PTSD (Post-traumatic Stress Disorder) is often characteristic of soldiers in combat but is also a condition that ravages the innocent citizens of Ukraine, especially children. There is a routine for these children, as they have to think about the potential of combat reaching their homes. The different outcomes and potentials race through their minds, as there is a protocol that has to be followed to ensure their safety.
“When you hear a shot, you run to the basement, hide, and wait for the explosion. You need to survive while you run to the basement. And then you need to survive in the basement” (UNICEF, Ukraine conflict affecting children’s mental health: UNICEF).
Beyond PTSD, children are even developing diabetes as a result of this conflict-related stress, with blood sugar levels peaking throughout the day. Families are feeling the strain, as parents must brave a strong face, although their physical and psychological well-being are deteriorating, as well. Is it best to shade one’s children from the events that are happening around them, or is telling the truth to one’s children part of adapting to living through history?
Image: Ukrainians are forced to flee their homes for their own safety.

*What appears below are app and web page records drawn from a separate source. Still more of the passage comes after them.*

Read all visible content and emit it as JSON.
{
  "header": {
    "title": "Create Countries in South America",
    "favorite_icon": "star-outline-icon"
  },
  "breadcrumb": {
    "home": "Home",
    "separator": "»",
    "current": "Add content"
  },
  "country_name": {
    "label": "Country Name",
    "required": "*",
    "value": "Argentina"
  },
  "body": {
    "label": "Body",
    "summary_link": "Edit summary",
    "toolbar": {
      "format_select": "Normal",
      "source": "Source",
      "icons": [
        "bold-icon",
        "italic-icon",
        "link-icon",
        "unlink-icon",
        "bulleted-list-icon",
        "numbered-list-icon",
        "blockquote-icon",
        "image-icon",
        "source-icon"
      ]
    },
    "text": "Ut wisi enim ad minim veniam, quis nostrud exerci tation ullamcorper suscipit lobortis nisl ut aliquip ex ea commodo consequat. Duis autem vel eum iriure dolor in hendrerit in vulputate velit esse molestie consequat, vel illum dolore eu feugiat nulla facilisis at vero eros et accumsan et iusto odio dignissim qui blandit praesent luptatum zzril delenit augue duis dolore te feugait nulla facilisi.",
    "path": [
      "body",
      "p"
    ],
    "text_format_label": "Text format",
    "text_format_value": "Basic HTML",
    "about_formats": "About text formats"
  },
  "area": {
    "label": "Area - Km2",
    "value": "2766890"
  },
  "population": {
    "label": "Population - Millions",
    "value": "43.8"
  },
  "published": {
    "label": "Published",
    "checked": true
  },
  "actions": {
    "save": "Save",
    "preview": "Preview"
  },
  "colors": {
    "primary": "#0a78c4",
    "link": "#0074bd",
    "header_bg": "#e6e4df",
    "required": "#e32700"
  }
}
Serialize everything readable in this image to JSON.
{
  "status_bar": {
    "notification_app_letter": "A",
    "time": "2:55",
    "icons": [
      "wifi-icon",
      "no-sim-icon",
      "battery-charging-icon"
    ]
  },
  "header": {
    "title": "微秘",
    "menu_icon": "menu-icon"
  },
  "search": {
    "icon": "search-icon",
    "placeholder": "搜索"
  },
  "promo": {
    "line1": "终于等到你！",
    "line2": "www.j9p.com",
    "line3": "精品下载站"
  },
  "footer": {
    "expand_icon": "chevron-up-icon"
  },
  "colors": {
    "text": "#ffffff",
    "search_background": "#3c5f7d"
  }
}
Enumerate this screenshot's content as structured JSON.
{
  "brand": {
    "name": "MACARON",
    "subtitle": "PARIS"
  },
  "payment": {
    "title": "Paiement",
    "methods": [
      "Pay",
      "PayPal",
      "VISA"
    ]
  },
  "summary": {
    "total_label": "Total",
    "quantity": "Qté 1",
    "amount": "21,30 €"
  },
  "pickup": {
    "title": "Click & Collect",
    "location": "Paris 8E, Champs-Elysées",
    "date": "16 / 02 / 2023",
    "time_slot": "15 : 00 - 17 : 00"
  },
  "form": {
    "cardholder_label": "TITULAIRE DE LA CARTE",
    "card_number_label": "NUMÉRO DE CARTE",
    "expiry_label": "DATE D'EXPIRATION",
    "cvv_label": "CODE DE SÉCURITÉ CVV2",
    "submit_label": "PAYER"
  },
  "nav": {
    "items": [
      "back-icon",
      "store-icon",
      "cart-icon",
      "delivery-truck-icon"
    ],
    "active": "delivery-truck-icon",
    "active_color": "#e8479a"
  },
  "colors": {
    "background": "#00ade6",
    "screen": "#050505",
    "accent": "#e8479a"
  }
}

Men aged 18 and above must remain to fight for their country, while women and children are able to flee the wreckage that was once their homeland. Families are often separated, and the adoption processes are currently unknown for children in Ukraine.
The challenge now is understanding the ramifications of every decision and prioritizing safety over all else. Safety is surviving the impacts of destruction and fighting for the rights that every citizen of Ukraine deserves. The ability to live life in peace with guarantees of healthcare and safety is clearly a basic human right; however, in times of crisis, essentials become desires, and living in the current moment means coping with the current moment. Health needs to be a priority and, regardless of the circumstances occurring, children need to be protected. Safety is a question, but every country should do its very best to help in this effort for the success of the future.
Below is a donation organization (The United Nations World Food Programme) that collects funds to assist people with food accessibility who are affected by the conflict in Ukraine and other nations: